I saw the lights before I heard the sirens. My heart sank as low as the siren’s pitch was high. My mind raced in a million different directions at once. I prayed that the officer would let me off with a warning. She didn’t.
I was relieved to see the officer was a middle-aged woman like myself; I hoped she might have kids too. She asked me for the usual, license and registration. I had my license. She asked me if I knew why she pulled me over. There were many reasons why, but which ones should I admit to? Why do they ask anyway? I just said, “I don’t know.”
Apparently, both brake lights are now not lighting up; the left cover was already smashed and covered with red tape. I didn’t have my current sticker on my plate because I could not afford it. And, I was going too fast trying to make up for a crazy morning with my kids at drop-off. I was late again for work. I can’t be late again. Now, I’m going to be really late.
Three tickets were all she wrote; it could have easily been five because of my cracked windshield and no village sticker. I guess she went easy on me. I would have to take a day off work, unpaid, to go to court or just admit my guilt and pay a fine. With what money, I have no idea. I don’t have several hundred dollars sitting around doing nothing.
My boss fired me later that morning when I arrived rather late. I don’t know what was more embarrassing, being escorted out of the building or crying in front of everyone.
I went to court. I just hoped that if I could explain my situation to the judge then he’d have mercy. I was hoping for some way to avoid the fines. He offered me traffic school, but that costs as much as the ticket. I was going to have to pay the fines.
The notices kept arriving. The County Court I guess assumes that if they keep sending me reminders to pay and threaten me with more court dates that I will suddenly have money. But, if I had money I would have fixed my car and avoided the fines in the first place. The last notice I received told me I had to appear in court to answer for the fines. If I failed to appear and pay then they could lock me up for “contempt of court.” So, I went.
I had a new job. I had to lie to get it. I could not tell them I was fired by my previous employer. I had already used my paid sick time on my kids, so I had to take the day off unpaid. We would just get more food from the food bank this week.
When I appeared before the judge I explained why I could not pay the fines. She said that I could be locked up for not paying. My greatest fear was for my kids. Where would they go? What would I tell them about why I was not with them? The judge told me that I could work off my debt through community service. That sounded better, but what about my job and my kids? When would I find the time to work these service hours? I had to make it work.

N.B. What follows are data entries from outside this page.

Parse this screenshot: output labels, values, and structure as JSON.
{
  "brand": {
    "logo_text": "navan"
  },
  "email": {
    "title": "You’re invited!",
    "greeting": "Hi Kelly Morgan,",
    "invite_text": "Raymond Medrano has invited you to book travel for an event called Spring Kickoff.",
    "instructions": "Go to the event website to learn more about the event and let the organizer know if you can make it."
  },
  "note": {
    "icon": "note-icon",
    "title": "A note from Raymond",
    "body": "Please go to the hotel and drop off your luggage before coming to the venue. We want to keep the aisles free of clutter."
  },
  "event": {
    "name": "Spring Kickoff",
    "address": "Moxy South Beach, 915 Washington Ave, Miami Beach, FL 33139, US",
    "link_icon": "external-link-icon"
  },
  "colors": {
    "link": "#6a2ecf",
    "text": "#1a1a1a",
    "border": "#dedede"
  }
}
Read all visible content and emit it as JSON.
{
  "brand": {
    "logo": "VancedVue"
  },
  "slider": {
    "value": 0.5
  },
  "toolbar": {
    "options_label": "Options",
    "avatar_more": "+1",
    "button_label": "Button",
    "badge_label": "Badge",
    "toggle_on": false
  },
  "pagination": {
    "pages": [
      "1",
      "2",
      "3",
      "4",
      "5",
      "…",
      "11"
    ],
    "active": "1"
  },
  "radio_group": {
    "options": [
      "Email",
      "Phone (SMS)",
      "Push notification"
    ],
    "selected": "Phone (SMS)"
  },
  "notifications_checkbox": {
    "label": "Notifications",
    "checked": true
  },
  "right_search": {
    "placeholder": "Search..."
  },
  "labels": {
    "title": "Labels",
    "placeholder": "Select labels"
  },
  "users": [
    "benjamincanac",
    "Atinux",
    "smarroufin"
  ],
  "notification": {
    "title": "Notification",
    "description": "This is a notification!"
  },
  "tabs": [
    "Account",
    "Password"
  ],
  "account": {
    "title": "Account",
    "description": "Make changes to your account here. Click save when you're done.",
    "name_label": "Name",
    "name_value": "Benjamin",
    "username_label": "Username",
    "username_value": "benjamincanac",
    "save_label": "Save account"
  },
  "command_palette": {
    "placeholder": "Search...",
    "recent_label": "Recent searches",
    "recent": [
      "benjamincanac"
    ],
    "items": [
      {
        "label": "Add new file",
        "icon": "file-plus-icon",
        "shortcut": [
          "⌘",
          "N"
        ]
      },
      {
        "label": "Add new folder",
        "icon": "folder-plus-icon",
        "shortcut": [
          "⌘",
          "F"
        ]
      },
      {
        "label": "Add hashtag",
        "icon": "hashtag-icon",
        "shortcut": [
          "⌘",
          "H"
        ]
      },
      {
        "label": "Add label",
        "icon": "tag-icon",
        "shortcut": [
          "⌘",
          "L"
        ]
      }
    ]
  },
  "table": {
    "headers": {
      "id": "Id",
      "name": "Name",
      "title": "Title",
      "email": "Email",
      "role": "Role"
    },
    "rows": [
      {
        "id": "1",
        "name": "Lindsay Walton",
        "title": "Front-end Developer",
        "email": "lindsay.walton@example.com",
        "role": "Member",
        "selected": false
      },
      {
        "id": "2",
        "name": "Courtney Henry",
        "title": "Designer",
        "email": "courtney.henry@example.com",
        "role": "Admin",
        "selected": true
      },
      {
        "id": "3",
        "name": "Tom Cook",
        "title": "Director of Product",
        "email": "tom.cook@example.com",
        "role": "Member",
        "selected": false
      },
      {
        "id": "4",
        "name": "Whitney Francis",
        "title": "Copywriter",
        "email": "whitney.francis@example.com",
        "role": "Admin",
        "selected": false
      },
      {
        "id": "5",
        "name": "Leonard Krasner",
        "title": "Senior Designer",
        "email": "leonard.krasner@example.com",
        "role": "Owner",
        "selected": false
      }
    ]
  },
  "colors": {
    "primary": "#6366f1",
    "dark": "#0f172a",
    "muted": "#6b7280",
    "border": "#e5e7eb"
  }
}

So, I serve in a local food bank run by the County. I go on Saturdays and some evenings. The people I work with there are nice. Church people mostly. I miss the time with my kids. My neighbor agreed to help me by watching my kids while I worked off my debt. I should be done in a few months. I just hope in the meantime I don’t get pulled over again because I still don’t have enough money to fix my car. If you think about it, pray for me.
This story is an increasingly common narrative as Municipalities face budget short falls due to lack of State funding. Municipalities are turning to code and traffic violations to make up the short fall. Obviously, focusing of code violations will face disproportionately upon the poor – who can’t pay. This is the criminalization of poverty.
Here at Administer Justice we are becoming more aware of this criminalization happening in our client’s lives, but without additional resources, we are unable to help these clients. Please consider donating today through our website by clicking this link, and help us bring justice and hope to more clients that are facing criminal sanctions for being poor.